For the so-called “realized” or “enlightened,” meditation has become an ongoing reality — no longer a rare event, it is the predominant or default perceptual state. That once-in-a-lifetime first glimpse of the Taj Mahal is no longer required to jar thought into silence, and neither is an intentional meditation practice — as a matter of fact, it generally takes some sort of sensory trigger to engage intellect, language, imagination, ego, or any other child of thought. Instead of acting as an habitual perceptual filter, thought has been relegated to the role of a situationally deployed tool, a servant. Thus is the appearance of a causal relationship between anything procedural and the meditative state forever sundered, and existence in its entirety is eternally a great meditation, world without end, amen.
Text copyright © 2001 Bruce Morgen
Bruce Morgen is a long-time Usenet participant and Internet mailing list moderator.
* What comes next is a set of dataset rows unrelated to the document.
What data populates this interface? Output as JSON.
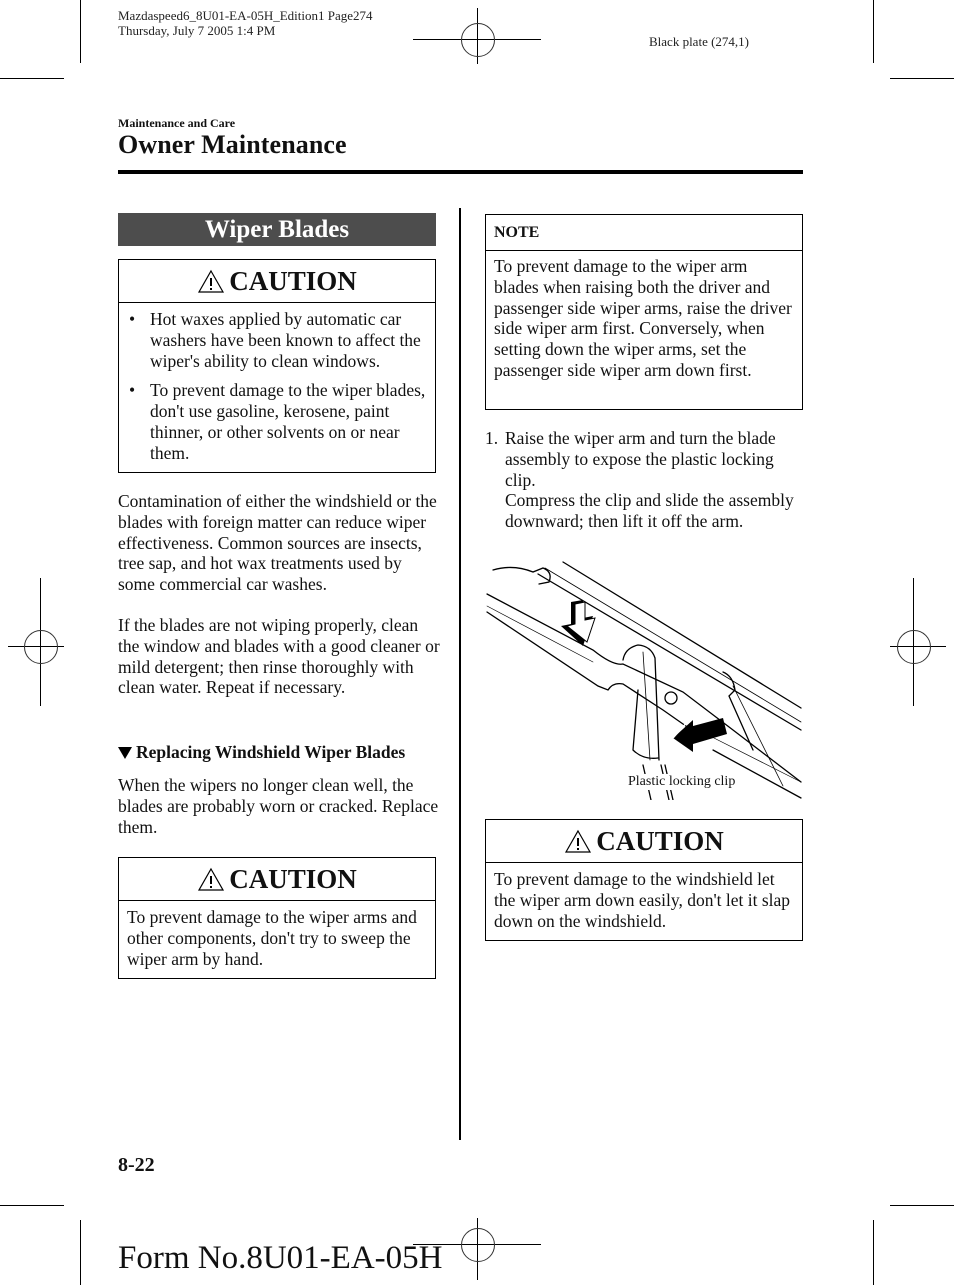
{
  "print_meta": {
    "file_line": "Mazdaspeed6_8U01-EA-05H_Edition1 Page274",
    "date_line": "Thursday, July 7 2005 1:4 PM",
    "plate": "Black plate (274,1)"
  },
  "header": {
    "section": "Maintenance and Care",
    "title": "Owner Maintenance"
  },
  "left_column": {
    "heading": "Wiper Blades",
    "caution1": {
      "icon": "warning-triangle-icon",
      "title": "CAUTION",
      "bullets": [
        "Hot waxes applied by automatic car washers have been known to affect the wiper's ability to clean windows.",
        "To prevent damage to the wiper blades, don't use gasoline, kerosene, paint thinner, or other solvents on or near them."
      ]
    },
    "para1": "Contamination of either the windshield or the blades with foreign matter can reduce wiper effectiveness. Common sources are insects, tree sap, and hot wax treatments used by some commercial car washes.",
    "para2": "If the blades are not wiping properly, clean the window and blades with a good cleaner or mild detergent; then rinse thoroughly with clean water. Repeat if necessary.",
    "subheading": "Replacing Windshield Wiper Blades",
    "para3": "When the wipers no longer clean well, the blades are probably worn or cracked. Replace them.",
    "caution2": {
      "icon": "warning-triangle-icon",
      "title": "CAUTION",
      "text": "To prevent damage to the wiper arms and other components, don't try to sweep the wiper arm by hand."
    }
  },
  "right_column": {
    "note": {
      "title": "NOTE",
      "text": "To prevent damage to the wiper arm blades when raising both the driver and passenger side wiper arms, raise the driver side wiper arm first. Conversely, when setting down the wiper arms, set the passenger side wiper arm down first."
    },
    "step1": {
      "number": "1.",
      "line1": "Raise the wiper arm and turn the blade assembly to expose the plastic locking clip.",
      "line2": "Compress the clip and slide the assembly downward; then lift it off the arm."
    },
    "illustration": {
      "description": "wiper-arm-and-blade-diagram",
      "callout": "Plastic locking clip"
    },
    "caution3": {
      "icon": "warning-triangle-icon",
      "title": "CAUTION",
      "text": "To prevent damage to the windshield let the wiper arm down easily, don't let it slap down on the windshield."
    }
  },
  "footer": {
    "page_number": "8-22",
    "form_number": "Form No.8U01-EA-05H"
  }
}
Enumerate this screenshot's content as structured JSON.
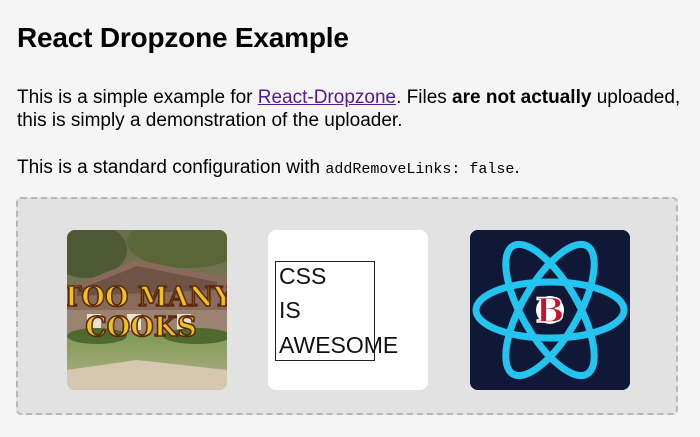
{
  "title": "React Dropzone Example",
  "intro": {
    "prefix": "This is a simple example for ",
    "link_text": "React-Dropzone",
    "middle": ". Files ",
    "bold": "are not actually",
    "suffix": " uploaded, this is simply a demonstration of the uploader."
  },
  "config": {
    "prefix": "This is a standard configuration with ",
    "code": "addRemoveLinks: false",
    "suffix": "."
  },
  "dropzone": {
    "files": [
      {
        "name": "too-many-cooks",
        "text_line1": "TOO MANY",
        "text_line2": "COOKS",
        "icon": "too-many-cooks-image"
      },
      {
        "name": "css-is-awesome",
        "lines": [
          "CSS",
          "IS",
          "AWESOME"
        ],
        "icon": "css-is-awesome-image"
      },
      {
        "name": "react-boston",
        "letter": "B",
        "icon": "react-atom-logo",
        "colors": {
          "atom": "#22c4f0",
          "background": "#101838",
          "badge": "#c8102e"
        }
      }
    ]
  }
}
For more of his writings, see his website. You can send email to him at firstname.lastname@example.org.
By Jiddu Krishnamurti
Some quotes from this book:
“Meditation is not a means to an end. It is both the means and the end.”
“Meditation is the ending of thought, not by the meditator, for the meditator is the meditation. If there is no meditation, then you are like a blind man in a world of great beauty, light and colour.”
“Meditation… is not a silence which the observer can experience. If he does experience it and recognise it, it is no longer silence. The silence of the meditative mind is not within the borders of recognition, for this silence has no frontier. There is only silence — in which the space of division ceases.”
“It is one of the illusions most people have — that there is such a thing as inward comfort; that somebody else can give it to you or that you can find it for yourself. I am afraid there is no such thing. If you are seeking comfort you are bound to live in illusion, and when that illusion is broken you become sad because the comfort is taken away from you. So, to understand sorrow or to go beyond it, one must see actually what is inwardly taking place, and not cover it up. To point out all this is not cruelty, is it? It’s not something ugly from which to shy away. When you see all this, very clearly, then you come out of it immediately, without a scratch, unblemished, fresh, untouched by the events of life.”
This page was published on August 7, 2001 and last revised on June 7, 2017.